The popularity of cardio boxing/kickboxing programs has increased public awareness and participation in the self-defense aspects inherent in those workouts. Although, these elements are an added benefit of fitness regimes of this nature, unfortunately, this can backfire if taught incorrectly or a false sense of security is present.
You can see it in the infomercials and ads for martial arts fitness programs featuring interviews with people making comments like, “Thanks to this program, I can now take care of myself in a self-defense situation.” There is a world of difference between confidence in one’s actual ability to apply self-defense moves and false assurance in movements that only resemble an actual fighting technique.
There are ways for qualified instructors to run a non-stop fat burning class and still pass on the knowledge necessary for students to learn real moves, with real self-defense application, but is important to understand the difference and know what is legitimate vs. inspired by.
As an instructor and developer of martial arts / boxing oriented fighting programs, my key focus has been to maximize the fitness aspects of every class without compromising the self-defense skill, knowledge and practice found in martial arts. Relating every move and combination to strategy and implementation with focus and intent in a real-life scenario is imperative.
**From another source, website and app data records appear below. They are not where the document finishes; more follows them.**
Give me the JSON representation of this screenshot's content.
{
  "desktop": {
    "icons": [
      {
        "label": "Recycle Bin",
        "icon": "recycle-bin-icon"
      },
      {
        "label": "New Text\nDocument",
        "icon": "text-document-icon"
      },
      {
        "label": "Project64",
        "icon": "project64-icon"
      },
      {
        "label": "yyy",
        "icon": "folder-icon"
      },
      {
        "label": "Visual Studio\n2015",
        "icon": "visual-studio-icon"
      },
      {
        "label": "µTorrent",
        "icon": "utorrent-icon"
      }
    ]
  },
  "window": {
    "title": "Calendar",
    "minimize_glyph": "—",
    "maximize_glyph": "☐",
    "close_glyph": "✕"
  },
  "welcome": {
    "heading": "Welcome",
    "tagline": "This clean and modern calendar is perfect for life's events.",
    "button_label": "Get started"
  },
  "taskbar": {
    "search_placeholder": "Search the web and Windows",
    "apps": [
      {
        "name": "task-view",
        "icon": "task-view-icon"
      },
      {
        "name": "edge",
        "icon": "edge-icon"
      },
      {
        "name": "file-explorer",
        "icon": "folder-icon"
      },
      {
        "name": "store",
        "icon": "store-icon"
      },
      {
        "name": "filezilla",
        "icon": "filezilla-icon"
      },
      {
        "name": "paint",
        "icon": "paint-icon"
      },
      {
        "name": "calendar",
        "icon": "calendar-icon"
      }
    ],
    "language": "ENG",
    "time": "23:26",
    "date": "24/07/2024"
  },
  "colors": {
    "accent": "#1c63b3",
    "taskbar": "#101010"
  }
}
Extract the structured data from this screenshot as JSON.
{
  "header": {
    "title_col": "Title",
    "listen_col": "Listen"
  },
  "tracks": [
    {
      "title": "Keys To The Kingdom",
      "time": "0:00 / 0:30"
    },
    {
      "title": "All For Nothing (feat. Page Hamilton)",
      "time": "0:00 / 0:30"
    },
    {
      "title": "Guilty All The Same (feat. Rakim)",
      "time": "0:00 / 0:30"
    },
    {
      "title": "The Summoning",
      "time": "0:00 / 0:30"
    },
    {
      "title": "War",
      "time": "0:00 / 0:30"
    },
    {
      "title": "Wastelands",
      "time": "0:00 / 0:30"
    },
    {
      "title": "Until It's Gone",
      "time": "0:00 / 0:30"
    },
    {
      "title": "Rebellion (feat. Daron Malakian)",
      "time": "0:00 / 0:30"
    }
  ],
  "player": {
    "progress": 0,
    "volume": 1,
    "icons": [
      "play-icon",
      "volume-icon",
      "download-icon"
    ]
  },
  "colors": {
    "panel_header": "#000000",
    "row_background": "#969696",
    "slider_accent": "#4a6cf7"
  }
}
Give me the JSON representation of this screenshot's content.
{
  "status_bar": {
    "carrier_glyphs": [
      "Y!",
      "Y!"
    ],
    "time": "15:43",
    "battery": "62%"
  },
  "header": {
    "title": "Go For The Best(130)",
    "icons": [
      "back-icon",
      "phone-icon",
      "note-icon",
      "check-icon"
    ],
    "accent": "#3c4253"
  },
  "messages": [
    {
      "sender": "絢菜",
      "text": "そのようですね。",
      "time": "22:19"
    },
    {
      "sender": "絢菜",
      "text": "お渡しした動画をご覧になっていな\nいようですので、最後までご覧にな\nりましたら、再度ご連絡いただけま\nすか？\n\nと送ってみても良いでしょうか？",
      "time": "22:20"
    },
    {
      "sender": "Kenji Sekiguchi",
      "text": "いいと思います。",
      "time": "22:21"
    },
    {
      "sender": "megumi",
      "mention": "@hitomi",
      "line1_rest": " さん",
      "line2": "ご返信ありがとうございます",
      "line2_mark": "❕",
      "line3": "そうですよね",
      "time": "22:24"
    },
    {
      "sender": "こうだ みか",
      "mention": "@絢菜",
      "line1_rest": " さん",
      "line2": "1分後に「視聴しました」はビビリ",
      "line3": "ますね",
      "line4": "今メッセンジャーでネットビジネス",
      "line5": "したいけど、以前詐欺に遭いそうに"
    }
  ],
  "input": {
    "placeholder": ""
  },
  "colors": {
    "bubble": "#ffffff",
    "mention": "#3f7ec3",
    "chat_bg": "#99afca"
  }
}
Here are some examples of simple strikes that are self-defense aspects of our fitness routines and how we teach them at Smash Hit.
1. Adapting punching motions to practical self-defense moves. Target angles are slightly different when it comes to the sporting aspects as compared to street application. This is due to gloves and wraps and point targets. For street moves, using the same movements of your standard jab, cross, hook and uppercut in your fitness routines, we substitute open hand motions as well. This will allow you to practice the same striking combinations while ingraining the habit of hitting with practical tools.
Example: Throwing a jab to a taller person’s head or taller head level on a bag works fine with a glove on but is useless in real situations because with your closed fist the front knuckles don’t really make contact. Changing to a palm strike will allow an upward angled strike to connect solidly.
We add elbows, knees, hammer fists, blocks, parries, knife hand, spear hand and many other useful movements to your routines. This not only rounds out your training by providing different types and ranges of motion but also provides a whole new arsenal of fighting techniques.
2. Footwork. By using real fighting footwork as the basis for all your routines, you will ultimately develop better balance and more power in your strikes. Proper stance and movement make all the difference.
3. Partner drills. Realize that every movement is important, and that good form is the only way to achieve real power. Visualizing actual strikes on an opponent is an excellent way to motivate yourself and give meaning to the movements of your routine. We include movement sections with partners to allow one to build the defensive eye hand coordination to implement those slips, bobs, and body movements that can block or evade attacks. Once you can adjust your distancing to consider punches and kicks thrown at you, it will help you to practice proper bag work from more reality-based guard positions.
4. Integrate practical breathing skill to power movements and develop breathing rhythms. Cardio training and self-defense moves require breath control. We incorporate breathing commands into the routines to proper exhale at appropriate times, creating greater power in your techniques while developing a good breathing rhythm for endurance.
5. Providing focus pads or kick shields in training to give students the feel of hitting something at various angles and always moving. Focus training allows you and your training partner to stay in motion and maintain a high target level rate. While a heavy bag stays pretty much in the same place, one will now develop additional timing skills imperative in self-defense training. Using pad drills gets the student accustomed to defending and striking while moving and on moving targets.
6. Learning to distinguish and connect the physiological potential of every movement is a critical but little understood aspect of martial arts fitness training. Anyone can flail their arms and legs around, but movements of cardio kickboxing are physical motions that generate force along precise lines and trajectories takes precision and training. Although the defensive applications of these movements are regularly uttered in a very simplistic way — generally a punch, strike or kick — every movement truly offers a multitude of applications. The key to discovering these is the ability to analyze and appreciate all aspects of the motion.
Example: Understanding the that the first step of a kick is the tuck. A tuck can be used as a block or strike as well. There is a different tensing element used in a tuck for a block, or strike, than on the tuck for a kick, even though they both reach the same position when thrown.
Additionally, having the knowledge of why a punch actually gains more power if it comes directly from your high guard position and true power lies within other body mechanics besides just the arm throwing out.
With the proper mindset and the willingness to alter your technique to emphasize practical function, you can use your martial arts fitness routines to develop extremely powerful self-defense moves that have direct situational uses. We hope that our students never find themselves in a situation where they need to apply these techniques in the real world, however we are determined to educate them properly so that should the unthinkable happen they are ready, calm and able to apply their self-defense moves successfully and effectively.